═════ Source material ═════

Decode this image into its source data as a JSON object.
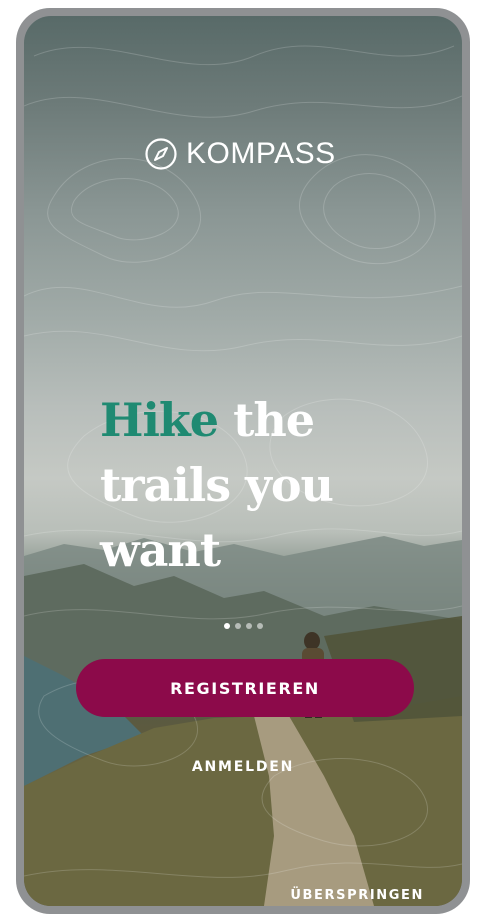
{
  "app": {
    "brand_name": "KOMPASS",
    "logo_icon": "compass-icon"
  },
  "headline": {
    "accent_word": "Hike",
    "rest_line1": " the",
    "line2": "trails you",
    "line3": "want"
  },
  "carousel": {
    "page_count": 4,
    "active_index": 0
  },
  "actions": {
    "register_label": "REGISTRIEREN",
    "login_label": "ANMELDEN",
    "skip_label": "ÜBERSPRINGEN"
  },
  "colors": {
    "accent_green": "#1f8a72",
    "button_primary": "#8c0a4a",
    "text_on_dark": "#ffffff",
    "device_frame": "#8f9193"
  }
}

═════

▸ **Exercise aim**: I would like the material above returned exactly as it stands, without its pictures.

▸ **Task solution**:
Decode this image into its source data as a JSON object.
{
  "app": {
    "brand_name": "KOMPASS",
    "logo_icon": "compass-icon"
  },
  "headline": {
    "accent_word": "Hike",
    "rest_line1": " the",
    "line2": "trails you",
    "line3": "want"
  },
  "carousel": {
    "page_count": 4,
    "active_index": 0
  },
  "actions": {
    "register_label": "REGISTRIEREN",
    "login_label": "ANMELDEN",
    "skip_label": "ÜBERSPRINGEN"
  },
  "colors": {
    "accent_green": "#1f8a72",
    "button_primary": "#8c0a4a",
    "text_on_dark": "#ffffff",
    "device_frame": "#8f9193"
  }
}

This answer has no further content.